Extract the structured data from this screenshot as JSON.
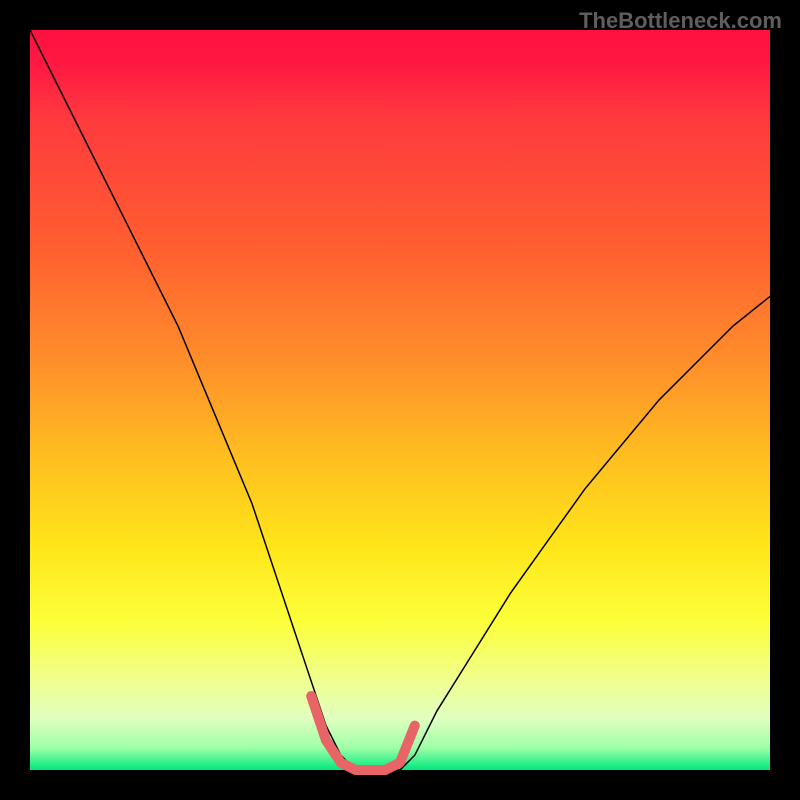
{
  "watermark": "TheBottleneck.com",
  "chart_data": {
    "type": "line",
    "title": "",
    "xlabel": "",
    "ylabel": "",
    "xlim": [
      0,
      100
    ],
    "ylim": [
      0,
      100
    ],
    "gradient_background": {
      "top_color": "#ff1040",
      "bottom_color": "#00e87e",
      "description": "Vertical gradient red→orange→yellow→green"
    },
    "series": [
      {
        "name": "main-curve",
        "color": "#000000",
        "stroke_width": 1.5,
        "x": [
          0,
          5,
          10,
          15,
          20,
          25,
          30,
          33,
          36,
          38,
          40,
          42,
          44,
          46,
          48,
          50,
          52,
          55,
          60,
          65,
          70,
          75,
          80,
          85,
          90,
          95,
          100
        ],
        "y": [
          100,
          90,
          80,
          70,
          60,
          48,
          36,
          27,
          18,
          12,
          6,
          2,
          0,
          0,
          0,
          0,
          2,
          8,
          16,
          24,
          31,
          38,
          44,
          50,
          55,
          60,
          64
        ]
      },
      {
        "name": "valley-highlight",
        "color": "#e86466",
        "stroke_width": 10,
        "x": [
          38,
          40,
          42,
          44,
          46,
          48,
          50,
          52
        ],
        "y": [
          10,
          4,
          1,
          0,
          0,
          0,
          1,
          6
        ]
      }
    ]
  }
}
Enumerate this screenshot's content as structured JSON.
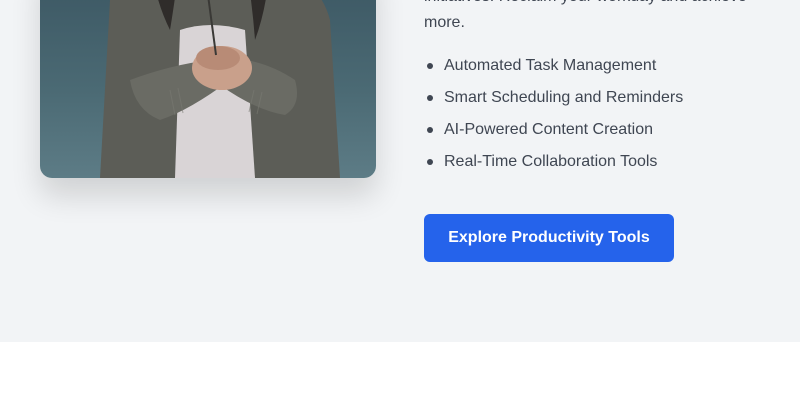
{
  "hero": {
    "description": "initiatives. Reclaim your workday and achieve more.",
    "features": [
      {
        "label": "Automated Task Management"
      },
      {
        "label": "Smart Scheduling and Reminders"
      },
      {
        "label": "AI-Powered Content Creation"
      },
      {
        "label": "Real-Time Collaboration Tools"
      }
    ],
    "cta_label": "Explore Productivity Tools"
  },
  "colors": {
    "section_bg": "#f2f4f6",
    "text": "#3f4652",
    "accent": "#2563eb"
  }
}
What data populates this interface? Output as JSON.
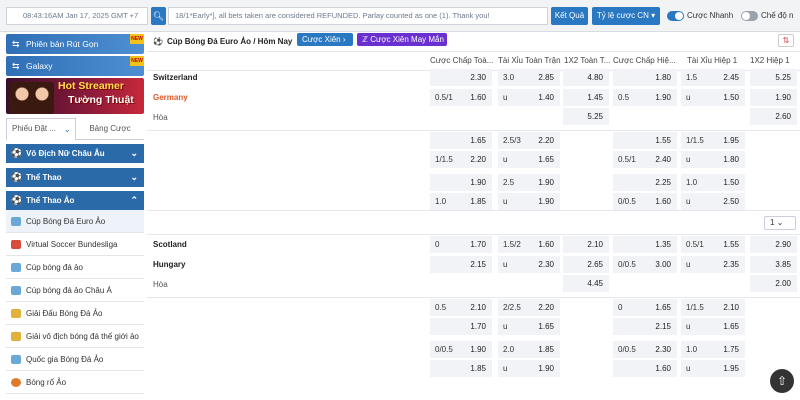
{
  "header": {
    "clock": "08:43:16AM Jan 17, 2025 GMT +7",
    "announcement": "18/1*Early*], all bets taken are considered REFUNDED. Parlay counted as one (1). Thank you!",
    "results_label": "Kết Quả",
    "odds_type_label": "Tỷ lệ cược CN",
    "quick_bet_label": "Cược Nhanh",
    "quick_bet_on": true,
    "mode_label": "Chế độ n",
    "mode_on": false
  },
  "sidebar": {
    "promo1": "Phiên bản Rút Gọn",
    "promo2": "Galaxy",
    "banner_line1": "Hot Streamer",
    "banner_line2": "Tường Thuật",
    "tab_active": "Phiếu Đặt ...",
    "tab_other": "Bảng Cược",
    "sections": [
      "Vô Địch Nữ Châu Âu",
      "Thể Thao",
      "Thể Thao Ảo"
    ],
    "subitems": [
      "Cúp Bóng Đá Euro Ảo",
      "Virtual Soccer Bundesliga",
      "Cúp bóng đá ảo",
      "Cúp bóng đá ảo Châu Á",
      "Giải Đấu Bóng Đá Ảo",
      "Giải vô địch bóng đá thế giới ảo",
      "Quốc gia Bóng Đá Ảo",
      "Bóng rổ Ảo"
    ]
  },
  "main": {
    "breadcrumb": "Cúp Bóng Đá Euro Ảo / Hôm Nay",
    "chip_parlay": "Cược Xiên",
    "chip_lucky": "Cược Xiên May Mắn",
    "headers": [
      "Cược Chấp Toà...",
      "Tài Xỉu Toàn Trận",
      "1X2 Toàn T...",
      "Cược Chấp Hiệ...",
      "Tài Xỉu Hiệp 1",
      "1X2 Hiệp 1"
    ],
    "pager": "1",
    "match1": {
      "home": "Switzerland",
      "away": "Germany",
      "draw": "Hòa",
      "rows": [
        [
          [
            "",
            "2.30"
          ],
          [
            "3.0",
            "2.85"
          ],
          [
            "",
            "4.80"
          ],
          [
            "",
            "1.80"
          ],
          [
            "1.5",
            "2.45"
          ],
          [
            "",
            "5.25"
          ]
        ],
        [
          [
            "0.5/1",
            "1.60"
          ],
          [
            "u",
            "1.40"
          ],
          [
            "",
            "1.45"
          ],
          [
            "0.5",
            "1.90"
          ],
          [
            "u",
            "1.50"
          ],
          [
            "",
            "1.90"
          ]
        ],
        [
          null,
          null,
          [
            "",
            "5.25"
          ],
          null,
          null,
          [
            "",
            "2.60"
          ]
        ],
        [
          [
            "",
            "1.65"
          ],
          [
            "2.5/3",
            "2.20"
          ],
          null,
          [
            "",
            "1.55"
          ],
          [
            "1/1.5",
            "1.95"
          ],
          null
        ],
        [
          [
            "1/1.5",
            "2.20"
          ],
          [
            "u",
            "1.65"
          ],
          null,
          [
            "0.5/1",
            "2.40"
          ],
          [
            "u",
            "1.80"
          ],
          null
        ],
        [
          [
            "",
            "1.90"
          ],
          [
            "2.5",
            "1.90"
          ],
          null,
          [
            "",
            "2.25"
          ],
          [
            "1.0",
            "1.50"
          ],
          null
        ],
        [
          [
            "1.0",
            "1.85"
          ],
          [
            "u",
            "1.90"
          ],
          null,
          [
            "0/0.5",
            "1.60"
          ],
          [
            "u",
            "2.50"
          ],
          null
        ]
      ]
    },
    "match2": {
      "home": "Scotland",
      "away": "Hungary",
      "draw": "Hòa",
      "rows": [
        [
          [
            "0",
            "1.70"
          ],
          [
            "1.5/2",
            "1.60"
          ],
          [
            "",
            "2.10"
          ],
          [
            "",
            "1.35"
          ],
          [
            "0.5/1",
            "1.55"
          ],
          [
            "",
            "2.90"
          ]
        ],
        [
          [
            "",
            "2.15"
          ],
          [
            "u",
            "2.30"
          ],
          [
            "",
            "2.65"
          ],
          [
            "0/0.5",
            "3.00"
          ],
          [
            "u",
            "2.35"
          ],
          [
            "",
            "3.85"
          ]
        ],
        [
          null,
          null,
          [
            "",
            "4.45"
          ],
          null,
          null,
          [
            "",
            "2.00"
          ]
        ],
        [
          [
            "0.5",
            "2.10"
          ],
          [
            "2/2.5",
            "2.20"
          ],
          null,
          [
            "0",
            "1.65"
          ],
          [
            "1/1.5",
            "2.10"
          ],
          null
        ],
        [
          [
            "",
            "1.70"
          ],
          [
            "u",
            "1.65"
          ],
          null,
          [
            "",
            "2.15"
          ],
          [
            "u",
            "1.65"
          ],
          null
        ],
        [
          [
            "0/0.5",
            "1.90"
          ],
          [
            "2.0",
            "1.85"
          ],
          null,
          [
            "0/0.5",
            "2.30"
          ],
          [
            "1.0",
            "1.75"
          ],
          null
        ],
        [
          [
            "",
            "1.85"
          ],
          [
            "u",
            "1.90"
          ],
          null,
          [
            "",
            "1.60"
          ],
          [
            "u",
            "1.95"
          ],
          null
        ]
      ]
    }
  }
}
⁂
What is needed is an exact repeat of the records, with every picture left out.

Extract the structured data from this screenshot as JSON.
{
  "watermark": "TheBottleneck.com",
  "chart_data": {
    "type": "line",
    "title": "",
    "xlabel": "",
    "ylabel": "",
    "xlim": [
      0,
      100
    ],
    "ylim": [
      0,
      100
    ],
    "gradient_background": {
      "top_color": "#ff1040",
      "bottom_color": "#00e87e",
      "description": "Vertical gradient red→orange→yellow→green"
    },
    "series": [
      {
        "name": "main-curve",
        "color": "#000000",
        "stroke_width": 1.5,
        "x": [
          0,
          5,
          10,
          15,
          20,
          25,
          30,
          33,
          36,
          38,
          40,
          42,
          44,
          46,
          48,
          50,
          52,
          55,
          60,
          65,
          70,
          75,
          80,
          85,
          90,
          95,
          100
        ],
        "y": [
          100,
          90,
          80,
          70,
          60,
          48,
          36,
          27,
          18,
          12,
          6,
          2,
          0,
          0,
          0,
          0,
          2,
          8,
          16,
          24,
          31,
          38,
          44,
          50,
          55,
          60,
          64
        ]
      },
      {
        "name": "valley-highlight",
        "color": "#e86466",
        "stroke_width": 10,
        "x": [
          38,
          40,
          42,
          44,
          46,
          48,
          50,
          52
        ],
        "y": [
          10,
          4,
          1,
          0,
          0,
          0,
          1,
          6
        ]
      }
    ]
  }
}
Enumerate this screenshot's content as structured JSON.
{
  "hero": {
    "description": "initiatives. Reclaim your workday and achieve more.",
    "features": [
      {
        "label": "Automated Task Management"
      },
      {
        "label": "Smart Scheduling and Reminders"
      },
      {
        "label": "AI-Powered Content Creation"
      },
      {
        "label": "Real-Time Collaboration Tools"
      }
    ],
    "cta_label": "Explore Productivity Tools"
  },
  "colors": {
    "section_bg": "#f2f4f6",
    "text": "#3f4652",
    "accent": "#2563eb"
  }
}
What data populates this interface? Output as JSON.
{
  "header": {
    "clock": "08:43:16AM Jan 17, 2025 GMT +7",
    "announcement": "18/1*Early*], all bets taken are considered REFUNDED. Parlay counted as one (1). Thank you!",
    "results_label": "Kết Quả",
    "odds_type_label": "Tỷ lệ cược CN",
    "quick_bet_label": "Cược Nhanh",
    "quick_bet_on": true,
    "mode_label": "Chế độ n",
    "mode_on": false
  },
  "sidebar": {
    "promo1": "Phiên bản Rút Gọn",
    "promo2": "Galaxy",
    "banner_line1": "Hot Streamer",
    "banner_line2": "Tường Thuật",
    "tab_active": "Phiếu Đặt ...",
    "tab_other": "Bảng Cược",
    "sections": [
      "Vô Địch Nữ Châu Âu",
      "Thể Thao",
      "Thể Thao Ảo"
    ],
    "subitems": [
      "Cúp Bóng Đá Euro Ảo",
      "Virtual Soccer Bundesliga",
      "Cúp bóng đá ảo",
      "Cúp bóng đá ảo Châu Á",
      "Giải Đấu Bóng Đá Ảo",
      "Giải vô địch bóng đá thế giới ảo",
      "Quốc gia Bóng Đá Ảo",
      "Bóng rổ Ảo"
    ]
  },
  "main": {
    "breadcrumb": "Cúp Bóng Đá Euro Ảo / Hôm Nay",
    "chip_parlay": "Cược Xiên",
    "chip_lucky": "Cược Xiên May Mắn",
    "headers": [
      "Cược Chấp Toà...",
      "Tài Xỉu Toàn Trận",
      "1X2 Toàn T...",
      "Cược Chấp Hiệ...",
      "Tài Xỉu Hiệp 1",
      "1X2 Hiệp 1"
    ],
    "pager": "1",
    "match1": {
      "home": "Switzerland",
      "away": "Germany",
      "draw": "Hòa",
      "rows": [
        [
          [
            "",
            "2.30"
          ],
          [
            "3.0",
            "2.85"
          ],
          [
            "",
            "4.80"
          ],
          [
            "",
            "1.80"
          ],
          [
            "1.5",
            "2.45"
          ],
          [
            "",
            "5.25"
          ]
        ],
        [
          [
            "0.5/1",
            "1.60"
          ],
          [
            "u",
            "1.40"
          ],
          [
            "",
            "1.45"
          ],
          [
            "0.5",
            "1.90"
          ],
          [
            "u",
            "1.50"
          ],
          [
            "",
            "1.90"
          ]
        ],
        [
          null,
          null,
          [
            "",
            "5.25"
          ],
          null,
          null,
          [
            "",
            "2.60"
          ]
        ],
        [
          [
            "",
            "1.65"
          ],
          [
            "2.5/3",
            "2.20"
          ],
          null,
          [
            "",
            "1.55"
          ],
          [
            "1/1.5",
            "1.95"
          ],
          null
        ],
        [
          [
            "1/1.5",
            "2.20"
          ],
          [
            "u",
            "1.65"
          ],
          null,
          [
            "0.5/1",
            "2.40"
          ],
          [
            "u",
            "1.80"
          ],
          null
        ],
        [
          [
            "",
            "1.90"
          ],
          [
            "2.5",
            "1.90"
          ],
          null,
          [
            "",
            "2.25"
          ],
          [
            "1.0",
            "1.50"
          ],
          null
        ],
        [
          [
            "1.0",
            "1.85"
          ],
          [
            "u",
            "1.90"
          ],
          null,
          [
            "0/0.5",
            "1.60"
          ],
          [
            "u",
            "2.50"
          ],
          null
        ]
      ]
    },
    "match2": {
      "home": "Scotland",
      "away": "Hungary",
      "draw": "Hòa",
      "rows": [
        [
          [
            "0",
            "1.70"
          ],
          [
            "1.5/2",
            "1.60"
          ],
          [
            "",
            "2.10"
          ],
          [
            "",
            "1.35"
          ],
          [
            "0.5/1",
            "1.55"
          ],
          [
            "",
            "2.90"
          ]
        ],
        [
          [
            "",
            "2.15"
          ],
          [
            "u",
            "2.30"
          ],
          [
            "",
            "2.65"
          ],
          [
            "0/0.5",
            "3.00"
          ],
          [
            "u",
            "2.35"
          ],
          [
            "",
            "3.85"
          ]
        ],
        [
          null,
          null,
          [
            "",
            "4.45"
          ],
          null,
          null,
          [
            "",
            "2.00"
          ]
        ],
        [
          [
            "0.5",
            "2.10"
          ],
          [
            "2/2.5",
            "2.20"
          ],
          null,
          [
            "0",
            "1.65"
          ],
          [
            "1/1.5",
            "2.10"
          ],
          null
        ],
        [
          [
            "",
            "1.70"
          ],
          [
            "u",
            "1.65"
          ],
          null,
          [
            "",
            "2.15"
          ],
          [
            "u",
            "1.65"
          ],
          null
        ],
        [
          [
            "0/0.5",
            "1.90"
          ],
          [
            "2.0",
            "1.85"
          ],
          null,
          [
            "0/0.5",
            "2.30"
          ],
          [
            "1.0",
            "1.75"
          ],
          null
        ],
        [
          [
            "",
            "1.85"
          ],
          [
            "u",
            "1.90"
          ],
          null,
          [
            "",
            "1.60"
          ],
          [
            "u",
            "1.95"
          ],
          null
        ]
      ]
    }
  }
}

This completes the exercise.